Task requirements » The expected output is a copy of every line in the records with the string "avatar".

Task inputs »
#####
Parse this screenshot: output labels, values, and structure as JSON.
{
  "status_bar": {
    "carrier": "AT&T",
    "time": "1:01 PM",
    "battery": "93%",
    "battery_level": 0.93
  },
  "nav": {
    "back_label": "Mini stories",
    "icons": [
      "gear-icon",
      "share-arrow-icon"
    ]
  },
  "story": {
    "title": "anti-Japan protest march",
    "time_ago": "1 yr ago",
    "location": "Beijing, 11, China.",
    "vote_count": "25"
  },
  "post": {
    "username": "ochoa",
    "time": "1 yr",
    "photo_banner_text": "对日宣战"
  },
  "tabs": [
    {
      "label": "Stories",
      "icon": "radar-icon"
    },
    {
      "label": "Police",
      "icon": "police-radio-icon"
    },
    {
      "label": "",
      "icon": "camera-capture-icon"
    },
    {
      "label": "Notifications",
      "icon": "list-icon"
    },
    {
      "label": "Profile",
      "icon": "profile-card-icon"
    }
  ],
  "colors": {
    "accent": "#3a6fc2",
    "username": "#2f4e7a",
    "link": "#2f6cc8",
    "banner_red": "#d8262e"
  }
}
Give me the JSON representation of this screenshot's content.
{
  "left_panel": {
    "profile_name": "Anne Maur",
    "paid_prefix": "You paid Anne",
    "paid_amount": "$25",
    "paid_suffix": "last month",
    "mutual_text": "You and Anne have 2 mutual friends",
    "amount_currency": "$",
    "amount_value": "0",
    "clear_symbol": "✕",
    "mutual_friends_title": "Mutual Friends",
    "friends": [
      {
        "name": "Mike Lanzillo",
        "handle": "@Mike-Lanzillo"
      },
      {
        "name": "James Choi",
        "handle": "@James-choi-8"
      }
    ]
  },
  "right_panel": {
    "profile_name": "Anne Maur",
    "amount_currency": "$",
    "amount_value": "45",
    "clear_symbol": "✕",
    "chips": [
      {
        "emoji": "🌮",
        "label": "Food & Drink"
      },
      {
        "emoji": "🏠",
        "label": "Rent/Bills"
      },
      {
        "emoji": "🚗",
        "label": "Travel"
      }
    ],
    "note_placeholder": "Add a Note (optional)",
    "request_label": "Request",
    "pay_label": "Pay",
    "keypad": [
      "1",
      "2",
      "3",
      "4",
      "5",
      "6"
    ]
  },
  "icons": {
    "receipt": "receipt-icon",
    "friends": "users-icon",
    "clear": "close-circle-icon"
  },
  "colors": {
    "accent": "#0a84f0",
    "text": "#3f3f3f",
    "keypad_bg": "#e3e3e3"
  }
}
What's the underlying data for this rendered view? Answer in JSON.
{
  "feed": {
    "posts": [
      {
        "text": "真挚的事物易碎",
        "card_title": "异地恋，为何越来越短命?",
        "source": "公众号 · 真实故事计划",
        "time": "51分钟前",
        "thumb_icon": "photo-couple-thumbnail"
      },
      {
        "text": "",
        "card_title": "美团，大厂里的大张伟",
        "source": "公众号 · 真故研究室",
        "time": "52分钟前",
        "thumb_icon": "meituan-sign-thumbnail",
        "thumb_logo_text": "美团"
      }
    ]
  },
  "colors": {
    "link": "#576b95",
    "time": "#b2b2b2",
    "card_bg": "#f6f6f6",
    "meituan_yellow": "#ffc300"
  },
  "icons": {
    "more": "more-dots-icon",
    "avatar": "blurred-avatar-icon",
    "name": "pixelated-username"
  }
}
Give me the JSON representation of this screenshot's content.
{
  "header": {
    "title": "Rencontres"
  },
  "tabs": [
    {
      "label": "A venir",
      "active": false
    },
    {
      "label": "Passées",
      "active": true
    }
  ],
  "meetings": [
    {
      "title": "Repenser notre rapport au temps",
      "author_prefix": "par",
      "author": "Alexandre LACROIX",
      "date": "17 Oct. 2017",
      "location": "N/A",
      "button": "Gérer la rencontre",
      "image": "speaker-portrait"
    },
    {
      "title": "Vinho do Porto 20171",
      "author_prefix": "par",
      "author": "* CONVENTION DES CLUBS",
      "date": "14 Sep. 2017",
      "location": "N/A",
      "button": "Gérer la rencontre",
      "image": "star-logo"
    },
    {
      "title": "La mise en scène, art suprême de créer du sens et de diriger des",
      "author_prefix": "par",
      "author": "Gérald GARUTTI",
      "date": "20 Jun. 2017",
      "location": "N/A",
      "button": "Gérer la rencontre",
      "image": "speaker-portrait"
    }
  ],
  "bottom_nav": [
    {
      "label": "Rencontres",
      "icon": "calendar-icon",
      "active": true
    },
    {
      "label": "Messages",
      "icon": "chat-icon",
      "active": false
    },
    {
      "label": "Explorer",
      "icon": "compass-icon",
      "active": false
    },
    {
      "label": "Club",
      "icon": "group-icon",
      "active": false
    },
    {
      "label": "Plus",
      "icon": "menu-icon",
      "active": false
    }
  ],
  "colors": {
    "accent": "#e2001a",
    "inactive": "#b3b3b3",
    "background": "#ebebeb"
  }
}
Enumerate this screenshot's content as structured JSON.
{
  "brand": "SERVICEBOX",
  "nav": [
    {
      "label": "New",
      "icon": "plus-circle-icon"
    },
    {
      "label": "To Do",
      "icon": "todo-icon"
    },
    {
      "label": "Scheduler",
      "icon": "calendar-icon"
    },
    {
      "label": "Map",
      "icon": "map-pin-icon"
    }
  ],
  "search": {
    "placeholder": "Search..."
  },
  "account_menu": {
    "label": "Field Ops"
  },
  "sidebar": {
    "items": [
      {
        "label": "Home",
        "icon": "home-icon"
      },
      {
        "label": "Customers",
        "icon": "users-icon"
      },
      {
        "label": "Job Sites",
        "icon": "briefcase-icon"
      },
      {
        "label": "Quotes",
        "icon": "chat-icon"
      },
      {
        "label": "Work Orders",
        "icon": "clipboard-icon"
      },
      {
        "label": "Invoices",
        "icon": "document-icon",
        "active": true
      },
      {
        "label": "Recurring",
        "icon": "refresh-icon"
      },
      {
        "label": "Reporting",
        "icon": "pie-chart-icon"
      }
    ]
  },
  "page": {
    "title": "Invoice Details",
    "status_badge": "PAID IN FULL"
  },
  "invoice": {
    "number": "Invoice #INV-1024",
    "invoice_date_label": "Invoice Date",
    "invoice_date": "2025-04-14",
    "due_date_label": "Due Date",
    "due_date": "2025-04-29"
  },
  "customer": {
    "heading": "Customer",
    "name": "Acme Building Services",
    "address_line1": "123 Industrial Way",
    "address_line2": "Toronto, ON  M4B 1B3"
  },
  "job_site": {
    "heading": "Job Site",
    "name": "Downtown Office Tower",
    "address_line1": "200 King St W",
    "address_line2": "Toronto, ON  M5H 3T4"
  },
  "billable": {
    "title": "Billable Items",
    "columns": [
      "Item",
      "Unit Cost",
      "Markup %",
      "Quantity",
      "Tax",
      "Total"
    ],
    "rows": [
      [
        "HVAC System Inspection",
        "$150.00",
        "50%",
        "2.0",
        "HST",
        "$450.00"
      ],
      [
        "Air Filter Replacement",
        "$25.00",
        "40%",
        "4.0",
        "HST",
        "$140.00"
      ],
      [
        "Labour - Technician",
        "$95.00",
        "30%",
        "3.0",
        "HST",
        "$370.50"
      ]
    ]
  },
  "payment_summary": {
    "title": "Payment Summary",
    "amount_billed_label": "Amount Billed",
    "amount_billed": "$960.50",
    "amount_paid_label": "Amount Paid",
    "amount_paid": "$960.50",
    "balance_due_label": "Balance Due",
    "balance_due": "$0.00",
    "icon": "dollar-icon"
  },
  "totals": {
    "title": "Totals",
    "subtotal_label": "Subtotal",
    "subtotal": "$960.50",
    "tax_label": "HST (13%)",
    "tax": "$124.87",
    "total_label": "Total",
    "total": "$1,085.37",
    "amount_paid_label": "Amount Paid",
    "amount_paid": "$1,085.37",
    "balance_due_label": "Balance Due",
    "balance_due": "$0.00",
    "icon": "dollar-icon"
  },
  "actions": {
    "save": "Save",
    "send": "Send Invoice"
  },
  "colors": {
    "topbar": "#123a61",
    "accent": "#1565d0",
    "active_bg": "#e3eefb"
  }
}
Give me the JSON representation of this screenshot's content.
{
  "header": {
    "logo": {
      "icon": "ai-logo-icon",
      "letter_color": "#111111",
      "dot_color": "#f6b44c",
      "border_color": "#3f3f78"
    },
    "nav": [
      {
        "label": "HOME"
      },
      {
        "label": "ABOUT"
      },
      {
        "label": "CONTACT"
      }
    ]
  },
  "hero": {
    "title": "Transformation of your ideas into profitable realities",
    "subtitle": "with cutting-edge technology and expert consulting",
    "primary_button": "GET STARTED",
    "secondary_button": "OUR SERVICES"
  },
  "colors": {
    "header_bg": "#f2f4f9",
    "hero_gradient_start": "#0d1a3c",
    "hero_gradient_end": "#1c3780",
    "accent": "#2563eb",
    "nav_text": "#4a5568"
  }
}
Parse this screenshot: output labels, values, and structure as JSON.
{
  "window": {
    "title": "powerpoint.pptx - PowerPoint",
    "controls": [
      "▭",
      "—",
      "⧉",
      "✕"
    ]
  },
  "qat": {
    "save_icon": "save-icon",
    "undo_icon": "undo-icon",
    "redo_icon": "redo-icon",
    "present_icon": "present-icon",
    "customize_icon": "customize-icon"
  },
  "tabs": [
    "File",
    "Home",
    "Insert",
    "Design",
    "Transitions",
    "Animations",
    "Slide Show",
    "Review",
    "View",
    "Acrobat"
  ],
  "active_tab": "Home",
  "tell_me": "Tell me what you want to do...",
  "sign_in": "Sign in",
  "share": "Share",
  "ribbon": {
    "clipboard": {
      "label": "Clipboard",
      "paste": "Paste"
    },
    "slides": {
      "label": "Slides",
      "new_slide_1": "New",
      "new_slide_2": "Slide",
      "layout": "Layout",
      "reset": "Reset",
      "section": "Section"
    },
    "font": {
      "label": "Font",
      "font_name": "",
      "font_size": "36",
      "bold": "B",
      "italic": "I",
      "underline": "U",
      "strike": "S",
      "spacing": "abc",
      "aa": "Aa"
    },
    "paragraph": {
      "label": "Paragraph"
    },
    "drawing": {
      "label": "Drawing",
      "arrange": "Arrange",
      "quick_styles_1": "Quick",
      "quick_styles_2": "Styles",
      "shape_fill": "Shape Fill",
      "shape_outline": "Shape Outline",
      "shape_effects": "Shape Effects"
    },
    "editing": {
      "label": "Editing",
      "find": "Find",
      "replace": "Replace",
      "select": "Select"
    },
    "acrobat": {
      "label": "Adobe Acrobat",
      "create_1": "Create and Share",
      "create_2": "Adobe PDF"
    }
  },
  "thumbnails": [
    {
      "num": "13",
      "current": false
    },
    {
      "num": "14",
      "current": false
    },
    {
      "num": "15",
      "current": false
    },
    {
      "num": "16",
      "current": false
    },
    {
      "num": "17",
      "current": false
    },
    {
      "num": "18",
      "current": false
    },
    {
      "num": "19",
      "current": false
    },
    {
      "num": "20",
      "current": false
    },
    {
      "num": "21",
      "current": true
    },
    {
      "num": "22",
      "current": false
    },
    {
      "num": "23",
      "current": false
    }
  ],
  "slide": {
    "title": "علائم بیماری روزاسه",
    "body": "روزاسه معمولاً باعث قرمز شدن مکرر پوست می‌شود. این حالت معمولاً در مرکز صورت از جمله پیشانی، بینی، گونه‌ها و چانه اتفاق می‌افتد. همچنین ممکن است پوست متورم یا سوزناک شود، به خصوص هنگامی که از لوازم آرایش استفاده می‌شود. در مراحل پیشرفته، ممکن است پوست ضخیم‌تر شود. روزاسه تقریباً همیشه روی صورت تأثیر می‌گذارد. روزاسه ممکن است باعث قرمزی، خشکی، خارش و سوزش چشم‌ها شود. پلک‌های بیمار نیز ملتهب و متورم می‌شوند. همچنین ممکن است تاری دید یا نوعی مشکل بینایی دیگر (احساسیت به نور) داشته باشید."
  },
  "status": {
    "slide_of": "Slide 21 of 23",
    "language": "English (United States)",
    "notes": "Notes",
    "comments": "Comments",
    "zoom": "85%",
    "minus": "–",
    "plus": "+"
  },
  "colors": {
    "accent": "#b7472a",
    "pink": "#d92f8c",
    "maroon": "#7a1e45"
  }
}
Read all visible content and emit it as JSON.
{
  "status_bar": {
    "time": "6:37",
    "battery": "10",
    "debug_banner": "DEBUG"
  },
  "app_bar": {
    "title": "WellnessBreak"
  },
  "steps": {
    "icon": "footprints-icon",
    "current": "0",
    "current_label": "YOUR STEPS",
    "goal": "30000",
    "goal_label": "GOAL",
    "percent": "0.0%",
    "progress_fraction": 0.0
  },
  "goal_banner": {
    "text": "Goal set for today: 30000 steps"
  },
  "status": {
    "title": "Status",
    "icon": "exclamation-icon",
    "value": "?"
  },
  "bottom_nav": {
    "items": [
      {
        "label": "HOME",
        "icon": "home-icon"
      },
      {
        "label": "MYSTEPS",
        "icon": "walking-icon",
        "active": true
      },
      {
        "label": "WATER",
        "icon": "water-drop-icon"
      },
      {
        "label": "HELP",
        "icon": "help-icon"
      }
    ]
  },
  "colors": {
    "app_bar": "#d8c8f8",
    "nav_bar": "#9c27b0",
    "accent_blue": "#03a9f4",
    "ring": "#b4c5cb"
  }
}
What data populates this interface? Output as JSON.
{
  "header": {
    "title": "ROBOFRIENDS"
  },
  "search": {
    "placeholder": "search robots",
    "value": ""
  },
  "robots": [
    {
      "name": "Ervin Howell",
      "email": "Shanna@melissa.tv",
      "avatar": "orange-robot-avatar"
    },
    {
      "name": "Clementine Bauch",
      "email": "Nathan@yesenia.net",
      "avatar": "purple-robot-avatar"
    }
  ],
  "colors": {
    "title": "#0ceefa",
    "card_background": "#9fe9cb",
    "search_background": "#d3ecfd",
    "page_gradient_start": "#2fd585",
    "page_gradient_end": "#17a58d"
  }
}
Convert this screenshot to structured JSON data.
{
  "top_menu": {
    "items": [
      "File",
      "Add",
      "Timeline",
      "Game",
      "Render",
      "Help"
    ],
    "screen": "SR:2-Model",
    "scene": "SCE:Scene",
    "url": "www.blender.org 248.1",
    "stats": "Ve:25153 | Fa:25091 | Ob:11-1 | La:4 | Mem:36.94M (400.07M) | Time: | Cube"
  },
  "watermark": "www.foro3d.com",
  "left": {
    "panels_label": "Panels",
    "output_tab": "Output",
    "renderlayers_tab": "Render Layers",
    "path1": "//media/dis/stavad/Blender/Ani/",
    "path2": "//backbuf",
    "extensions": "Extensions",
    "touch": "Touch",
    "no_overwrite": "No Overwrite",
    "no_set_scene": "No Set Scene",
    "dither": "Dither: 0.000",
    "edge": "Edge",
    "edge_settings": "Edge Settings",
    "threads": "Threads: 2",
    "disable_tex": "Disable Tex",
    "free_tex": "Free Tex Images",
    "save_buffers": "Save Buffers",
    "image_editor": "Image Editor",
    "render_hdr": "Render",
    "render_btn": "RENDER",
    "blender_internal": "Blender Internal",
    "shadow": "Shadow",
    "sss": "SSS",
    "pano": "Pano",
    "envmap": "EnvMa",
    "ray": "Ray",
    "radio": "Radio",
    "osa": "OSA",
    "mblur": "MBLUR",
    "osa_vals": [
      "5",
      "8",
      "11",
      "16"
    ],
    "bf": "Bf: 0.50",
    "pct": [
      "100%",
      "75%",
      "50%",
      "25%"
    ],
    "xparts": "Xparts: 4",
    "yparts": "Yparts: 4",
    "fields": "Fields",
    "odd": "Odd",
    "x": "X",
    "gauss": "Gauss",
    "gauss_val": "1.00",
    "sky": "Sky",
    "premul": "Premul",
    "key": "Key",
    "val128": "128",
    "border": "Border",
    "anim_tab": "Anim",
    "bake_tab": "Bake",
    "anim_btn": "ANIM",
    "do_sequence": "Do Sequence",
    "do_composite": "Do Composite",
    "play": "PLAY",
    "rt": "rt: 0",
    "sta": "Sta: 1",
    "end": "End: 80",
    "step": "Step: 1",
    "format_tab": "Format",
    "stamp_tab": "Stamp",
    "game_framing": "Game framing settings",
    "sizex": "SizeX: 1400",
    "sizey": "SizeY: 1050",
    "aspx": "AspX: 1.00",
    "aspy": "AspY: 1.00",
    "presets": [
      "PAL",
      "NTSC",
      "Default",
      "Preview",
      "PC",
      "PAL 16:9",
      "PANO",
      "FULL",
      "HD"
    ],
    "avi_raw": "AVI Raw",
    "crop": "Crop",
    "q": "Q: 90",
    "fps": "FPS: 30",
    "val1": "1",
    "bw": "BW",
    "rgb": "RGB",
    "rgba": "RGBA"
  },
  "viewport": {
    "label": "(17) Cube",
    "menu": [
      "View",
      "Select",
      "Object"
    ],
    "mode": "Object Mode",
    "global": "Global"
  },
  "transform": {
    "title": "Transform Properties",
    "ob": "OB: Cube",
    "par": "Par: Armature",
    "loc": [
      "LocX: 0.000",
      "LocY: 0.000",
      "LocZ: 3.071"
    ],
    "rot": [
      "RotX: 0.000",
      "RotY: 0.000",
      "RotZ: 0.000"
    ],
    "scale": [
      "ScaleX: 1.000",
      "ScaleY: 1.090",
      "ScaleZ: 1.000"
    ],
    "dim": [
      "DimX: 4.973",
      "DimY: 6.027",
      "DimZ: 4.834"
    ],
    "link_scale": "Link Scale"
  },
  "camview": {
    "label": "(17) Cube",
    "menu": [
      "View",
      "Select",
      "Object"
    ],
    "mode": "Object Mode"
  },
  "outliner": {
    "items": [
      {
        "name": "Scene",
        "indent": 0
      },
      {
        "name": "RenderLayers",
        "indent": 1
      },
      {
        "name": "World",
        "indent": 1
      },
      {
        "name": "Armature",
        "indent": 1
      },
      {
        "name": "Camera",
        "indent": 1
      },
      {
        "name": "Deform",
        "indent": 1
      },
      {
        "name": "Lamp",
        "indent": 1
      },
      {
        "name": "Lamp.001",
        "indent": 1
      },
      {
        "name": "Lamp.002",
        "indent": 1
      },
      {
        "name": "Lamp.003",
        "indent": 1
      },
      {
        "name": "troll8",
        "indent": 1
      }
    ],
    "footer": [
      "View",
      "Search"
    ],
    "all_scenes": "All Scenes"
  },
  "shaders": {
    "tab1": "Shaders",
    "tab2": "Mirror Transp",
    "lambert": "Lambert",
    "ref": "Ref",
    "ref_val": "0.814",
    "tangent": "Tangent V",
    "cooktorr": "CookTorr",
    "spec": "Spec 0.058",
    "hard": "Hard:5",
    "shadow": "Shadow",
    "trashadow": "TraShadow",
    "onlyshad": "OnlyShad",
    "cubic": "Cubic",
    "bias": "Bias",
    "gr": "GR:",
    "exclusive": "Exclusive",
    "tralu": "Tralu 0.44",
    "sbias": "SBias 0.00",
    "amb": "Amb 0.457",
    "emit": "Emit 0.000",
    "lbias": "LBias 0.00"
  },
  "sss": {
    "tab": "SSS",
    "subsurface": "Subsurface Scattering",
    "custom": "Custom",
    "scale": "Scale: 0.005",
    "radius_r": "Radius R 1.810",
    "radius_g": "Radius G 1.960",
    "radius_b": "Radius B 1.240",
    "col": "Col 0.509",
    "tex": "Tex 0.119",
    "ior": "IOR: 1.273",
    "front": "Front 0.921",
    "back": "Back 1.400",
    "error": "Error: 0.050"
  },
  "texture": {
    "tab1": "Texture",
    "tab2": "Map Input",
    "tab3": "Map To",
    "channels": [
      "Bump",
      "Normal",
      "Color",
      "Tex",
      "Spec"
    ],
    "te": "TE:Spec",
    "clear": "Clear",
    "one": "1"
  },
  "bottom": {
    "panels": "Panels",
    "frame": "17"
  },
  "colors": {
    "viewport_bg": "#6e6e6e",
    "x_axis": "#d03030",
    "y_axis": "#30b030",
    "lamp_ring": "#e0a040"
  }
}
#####
Result »
    "avatar": "blurred-avatar-icon",
      "avatar": "orange-robot-avatar"
      "avatar": "purple-robot-avatar"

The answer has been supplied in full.